A PROJECT ON ECONOMIC ORDER QUANTITY
||A PROJECT ON ECONOMIC ORDER QUANTITY
ECONOMIC ORDER QUANTITY.doc (Size: 121 KB / Downloads: 6)
EOQ(Economic order quantity)
The amount of orders that minimizes total variable costs required to order and hold inventory.
Economic order quantity (also known as the Wilson EOQ Model or simply the EOQ Model) is a model that defines the optimal quantity to order that minimizes total variable costs required to order and hold inventory.
The model was originally developed by F. W. Harris in 1913, though R. H. Wilson is credited for his early in-depth analysis of the model.
1. the monthly (annual) demand for the item is known, deterministic and constant
2. the lead time is known and constant
3. the receipt of the order occurs in a single instant and immediately after ordering it
4. quantity discounts are not calculated as part of the model
5. the setup cost is constant
Note that deterministic does not imply the constancy of the demand. For instance, the sine function is deterministic, but not constant.
EOQ models provide several key insights. The most important one is that the optimal order quantity Q* varies with the square root of annual demand — NOT directly with annual demand.
This provides an important economy of scale; if demand doubles, for example, the optimal inventory does NOT double — it goes up by the square root of 2, or approximately 1.4.
This also means that inventory rules based on time-supply are not optimal. For example: many inventory managers maintain a "month's worth" of inventory. If demand doubles, then a "month's worth" of inventory is twice as large. As noted above, this is more than is optimal; double demand should increase inventory by the square root of 2, or about 1.4.

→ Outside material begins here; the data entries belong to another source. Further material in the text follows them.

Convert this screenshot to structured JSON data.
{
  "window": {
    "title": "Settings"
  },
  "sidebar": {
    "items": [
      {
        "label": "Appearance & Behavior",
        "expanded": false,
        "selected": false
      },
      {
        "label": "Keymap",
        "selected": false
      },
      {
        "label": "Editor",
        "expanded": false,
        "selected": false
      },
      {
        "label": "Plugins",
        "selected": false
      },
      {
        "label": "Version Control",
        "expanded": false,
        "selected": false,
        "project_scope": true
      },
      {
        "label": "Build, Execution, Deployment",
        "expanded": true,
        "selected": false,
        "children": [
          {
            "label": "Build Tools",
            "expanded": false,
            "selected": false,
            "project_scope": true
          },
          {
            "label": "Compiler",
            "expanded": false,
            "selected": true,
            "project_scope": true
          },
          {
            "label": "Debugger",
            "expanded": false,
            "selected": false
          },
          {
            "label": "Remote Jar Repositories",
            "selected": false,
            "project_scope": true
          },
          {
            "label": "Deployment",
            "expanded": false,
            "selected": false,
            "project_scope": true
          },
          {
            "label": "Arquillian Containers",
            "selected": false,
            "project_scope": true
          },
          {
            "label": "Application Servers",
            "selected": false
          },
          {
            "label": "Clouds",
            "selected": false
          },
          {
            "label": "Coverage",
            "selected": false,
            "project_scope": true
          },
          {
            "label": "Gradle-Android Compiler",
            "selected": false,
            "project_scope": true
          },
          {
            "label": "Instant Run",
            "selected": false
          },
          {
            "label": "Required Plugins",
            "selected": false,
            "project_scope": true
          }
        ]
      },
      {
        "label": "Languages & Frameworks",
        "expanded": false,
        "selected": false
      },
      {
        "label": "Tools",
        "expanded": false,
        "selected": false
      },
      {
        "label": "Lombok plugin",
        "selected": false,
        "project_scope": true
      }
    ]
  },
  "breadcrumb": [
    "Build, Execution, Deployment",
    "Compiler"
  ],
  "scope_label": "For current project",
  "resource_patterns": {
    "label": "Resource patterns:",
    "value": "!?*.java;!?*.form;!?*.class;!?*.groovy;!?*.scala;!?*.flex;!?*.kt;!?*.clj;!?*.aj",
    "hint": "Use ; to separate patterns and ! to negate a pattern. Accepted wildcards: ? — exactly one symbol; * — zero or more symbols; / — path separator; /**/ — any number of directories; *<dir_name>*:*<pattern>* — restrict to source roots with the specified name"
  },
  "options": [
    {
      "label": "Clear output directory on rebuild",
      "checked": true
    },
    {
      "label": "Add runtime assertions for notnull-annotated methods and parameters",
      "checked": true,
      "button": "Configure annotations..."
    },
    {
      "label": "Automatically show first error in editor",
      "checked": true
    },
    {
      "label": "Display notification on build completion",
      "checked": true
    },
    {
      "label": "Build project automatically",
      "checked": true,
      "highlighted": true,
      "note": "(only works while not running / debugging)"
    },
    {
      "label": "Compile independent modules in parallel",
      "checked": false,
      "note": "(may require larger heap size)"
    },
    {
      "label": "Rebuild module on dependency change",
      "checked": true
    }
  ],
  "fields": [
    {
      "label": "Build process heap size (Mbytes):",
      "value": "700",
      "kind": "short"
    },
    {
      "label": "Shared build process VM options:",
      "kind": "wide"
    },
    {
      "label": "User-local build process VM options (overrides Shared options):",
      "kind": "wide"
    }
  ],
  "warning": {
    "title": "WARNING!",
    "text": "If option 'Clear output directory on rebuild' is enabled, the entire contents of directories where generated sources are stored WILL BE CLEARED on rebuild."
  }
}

Remember that this model makes some important assumptions. If these assumptions are not accurate, then results may differ.
Several extensions can be made to the EOQ model, including backordering costs and multiple items. Additionally, the economic order interval can be determined from the EOQ and the economic production quantity model (which determines the optimal production quantity) can be determined in a similar fashion.
Optimizing Economic Order Quantity (EOQ)
Inventory models for calculating optimal order quantities and reorder points have been in existence long before the arrival of the computer. When the first Model T Fords were rolling off the assembly line, manufacturers were already reaping the financial benefits of inventory management by determining the most cost effective answers to the questions of When? and How much?. Yes long before JIT, TQM, TOC, and MRP, companies were using these same (then unnamed) concepts in managing their production and inventory. I recently read Purchasing and Storing, a textbook that was part of a “Modern Business Course” at the Alexander Hamilton Institute in New York. The textbook published in 1931 (that’s right 1931) was essentially a how to book on inventory management in a manufacturing environment. If you’re wondering why I would want to read a 70-year-old business text, my answer would be that the fundamental concepts of managing a business change very little with time, and reading about these concepts in a vintage text is a great way to reinforce the value of the fundamentals. The occasional reference to “The War” (referring to WWI) also keeps it interesting and the complete absence of acronyms is refreshing.
As you may have guessed, this 70-year-old book contained a section on Minimum Cost Quantity, which is what we now refer to as Economic Order Quantity (EOQ). I can imagine that in the 1930’s an accountant (or more likely a room full of accountants) would have calculated EOQ or other inventory related formulas one item at a time in a dimly lit office using the inventory books, a mechanical adding machine and a slide rule. Time consuming as this was, some manufacturers of the time recognized the financial benefits of taking a scientific approach to making these inventory decisions.
Also known as purchase cost or set up cost, this is the sum of the fixed costs that are incurred each time an item is ordered. These costs are not associated with the quantity ordered but primarily with physical activities required to process the order.
For purchased items, these would include the cost to enter the purchase order and/or requisition, any approval steps, the cost to process the receipt, incoming inspection, invoice processing and vendor payment, and in some cases a portion of the inbound freight may also be included in order cost. It is important to understand that these are costs associated with the frequency of the orders and not the quantities ordered. For example, in your receiving department the time spent checking in the receipt, entering the receipt, and doing any other related paperwork would be included, while the time spent repacking materials, unloading trucks, and delivery to other departments would likely not be included. If you have inbound quality inspection where you inspect a percentage of the quantity received you would include the time to get the specs and process the paperwork and not include time spent actually inspecting, however if you inspect a fixed quantity per receipt you would then include the entire time including inspecting, repacking, etc. In the purchasing department you would include all time associated with creating the purchase order, approval steps, contacting the vendor, expediting, and reviewing order reports, you would not include time spent reviewing forecasts, sourcing, getting quotes (unless you get quotes each time you order), and setting up new items. All time spent dealing with vendor invoices would be included in order cost.